The Second Amendment Foundation, which is an organization plaintiff in the case, released a statement yesterday regarding the petition for an en banc rehearing. Quoting Alan Gottlieb, it said, in part:
“The Second Amendment Foundation expected the City of Washington, DC to file this appeal in an attempt to try to overturn our court victory that said their virtual ban on the right to carry a firearm for self-protection was unconstitutional,” said SAF founder and Executive Vice President Alan M. Gottlieb.
SAF has been battling the city over this issue for some time. The city has strenuously resisted these legal efforts, arguing in its latest petition that the city is “unique” because of its dense population that includes “thousands of high-ranking federal officials and international diplomats.” But earlier this summer, the District Court of Appeals majority opinion is that the “good reason” restriction violates the Second Amendment rights of citizens living in the district.
“They have no intention of complying with any court decision that supports the right to keep and bear arms,” Gottlieb said. “It took the Heller decision to force them to allow a gun in your own home for self-defense. It took the Palmer decision, another SAF case, to force them to repeal their total ban on carry and now they are kicking and screaming about losing the Wrenn decision.”
Gottlieb maintains that even if the District is “unique,” the citizens living there still retain their right to keep and bear arms under the Second Amendment. The city’s “good reason” requirement makes it far too easy to deny all but a few people their rights on the flimsy grounds that average citizens never have a good enough reason. The court recognized this problem and ruled against the District’s requirement, he noted.
“Municipal stubbornness cannot be allowed to outweigh the constitution,” Gottlieb said. “A civil right should not be subject to bureaucratic neurosis.”

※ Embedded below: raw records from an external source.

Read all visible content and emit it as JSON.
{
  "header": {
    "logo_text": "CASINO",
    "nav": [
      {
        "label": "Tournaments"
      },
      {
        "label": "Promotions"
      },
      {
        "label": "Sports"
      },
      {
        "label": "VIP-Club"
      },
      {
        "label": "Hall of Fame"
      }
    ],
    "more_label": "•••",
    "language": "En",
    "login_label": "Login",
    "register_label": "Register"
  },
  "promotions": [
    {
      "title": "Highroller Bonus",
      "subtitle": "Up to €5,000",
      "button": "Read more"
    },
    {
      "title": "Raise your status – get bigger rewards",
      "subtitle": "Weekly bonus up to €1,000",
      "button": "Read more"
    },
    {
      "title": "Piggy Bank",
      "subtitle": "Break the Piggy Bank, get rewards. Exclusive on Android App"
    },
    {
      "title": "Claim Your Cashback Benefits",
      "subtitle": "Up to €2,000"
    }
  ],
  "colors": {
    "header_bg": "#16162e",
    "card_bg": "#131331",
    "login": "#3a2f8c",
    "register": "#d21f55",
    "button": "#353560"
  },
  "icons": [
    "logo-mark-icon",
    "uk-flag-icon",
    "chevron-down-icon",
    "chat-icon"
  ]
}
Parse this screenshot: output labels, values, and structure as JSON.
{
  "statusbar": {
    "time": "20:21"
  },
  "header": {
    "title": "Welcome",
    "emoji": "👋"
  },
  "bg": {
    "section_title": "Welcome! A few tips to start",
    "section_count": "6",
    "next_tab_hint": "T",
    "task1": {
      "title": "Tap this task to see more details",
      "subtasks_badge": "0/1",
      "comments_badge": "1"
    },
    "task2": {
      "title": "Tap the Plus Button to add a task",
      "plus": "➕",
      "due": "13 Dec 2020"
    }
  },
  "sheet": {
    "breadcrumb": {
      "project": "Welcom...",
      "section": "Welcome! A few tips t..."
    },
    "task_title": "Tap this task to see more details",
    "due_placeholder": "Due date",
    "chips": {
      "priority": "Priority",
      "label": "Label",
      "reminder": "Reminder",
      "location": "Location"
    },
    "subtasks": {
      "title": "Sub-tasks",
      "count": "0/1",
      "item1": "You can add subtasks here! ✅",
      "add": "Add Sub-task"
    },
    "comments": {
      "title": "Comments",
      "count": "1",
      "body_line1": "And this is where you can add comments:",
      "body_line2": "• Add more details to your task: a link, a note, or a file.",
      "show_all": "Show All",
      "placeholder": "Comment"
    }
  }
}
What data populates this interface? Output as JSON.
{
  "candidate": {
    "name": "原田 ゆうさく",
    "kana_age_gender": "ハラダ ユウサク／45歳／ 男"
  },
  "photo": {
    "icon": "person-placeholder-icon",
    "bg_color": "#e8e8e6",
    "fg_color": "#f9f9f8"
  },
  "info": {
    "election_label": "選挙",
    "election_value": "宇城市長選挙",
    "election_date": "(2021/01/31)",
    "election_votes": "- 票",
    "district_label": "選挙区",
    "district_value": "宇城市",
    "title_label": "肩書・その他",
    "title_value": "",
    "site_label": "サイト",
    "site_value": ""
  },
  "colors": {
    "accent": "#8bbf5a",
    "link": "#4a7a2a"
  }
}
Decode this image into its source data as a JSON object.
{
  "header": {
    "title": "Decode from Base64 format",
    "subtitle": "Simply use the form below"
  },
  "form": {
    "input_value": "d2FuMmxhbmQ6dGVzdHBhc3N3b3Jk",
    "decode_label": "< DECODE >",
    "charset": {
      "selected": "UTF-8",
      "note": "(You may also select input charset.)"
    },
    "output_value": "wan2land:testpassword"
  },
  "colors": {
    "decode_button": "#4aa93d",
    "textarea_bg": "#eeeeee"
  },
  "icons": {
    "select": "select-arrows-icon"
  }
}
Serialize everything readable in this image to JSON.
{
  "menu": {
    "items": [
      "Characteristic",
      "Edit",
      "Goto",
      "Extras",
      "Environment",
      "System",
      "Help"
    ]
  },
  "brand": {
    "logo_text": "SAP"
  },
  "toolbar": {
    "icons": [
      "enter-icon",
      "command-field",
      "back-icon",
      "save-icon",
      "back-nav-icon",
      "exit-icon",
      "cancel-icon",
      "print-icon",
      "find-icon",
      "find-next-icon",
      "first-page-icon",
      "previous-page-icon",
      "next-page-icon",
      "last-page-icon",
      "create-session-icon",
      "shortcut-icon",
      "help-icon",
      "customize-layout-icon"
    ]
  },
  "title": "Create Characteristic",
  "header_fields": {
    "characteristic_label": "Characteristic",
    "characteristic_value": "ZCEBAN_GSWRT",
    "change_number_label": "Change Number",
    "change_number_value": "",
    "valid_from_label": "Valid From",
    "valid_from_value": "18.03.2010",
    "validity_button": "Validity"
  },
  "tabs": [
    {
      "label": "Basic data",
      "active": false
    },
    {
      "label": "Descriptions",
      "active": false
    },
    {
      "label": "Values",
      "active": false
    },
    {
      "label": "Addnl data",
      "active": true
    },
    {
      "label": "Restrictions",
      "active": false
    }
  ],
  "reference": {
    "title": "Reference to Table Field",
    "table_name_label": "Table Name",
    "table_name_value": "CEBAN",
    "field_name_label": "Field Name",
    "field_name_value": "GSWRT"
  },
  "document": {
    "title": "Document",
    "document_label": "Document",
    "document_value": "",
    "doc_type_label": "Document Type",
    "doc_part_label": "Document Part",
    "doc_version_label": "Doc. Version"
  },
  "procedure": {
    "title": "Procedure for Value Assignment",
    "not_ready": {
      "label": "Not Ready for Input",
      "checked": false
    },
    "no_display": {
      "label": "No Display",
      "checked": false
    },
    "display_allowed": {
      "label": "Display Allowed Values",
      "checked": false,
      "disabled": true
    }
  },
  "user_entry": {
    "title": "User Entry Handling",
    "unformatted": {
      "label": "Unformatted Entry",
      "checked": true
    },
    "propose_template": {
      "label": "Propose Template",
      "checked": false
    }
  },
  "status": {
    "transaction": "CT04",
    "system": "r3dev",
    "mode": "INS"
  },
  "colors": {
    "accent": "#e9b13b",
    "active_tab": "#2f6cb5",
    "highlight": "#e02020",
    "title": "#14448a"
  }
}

I like that last line – a civil right should not be subject to bureaucratic neurosis.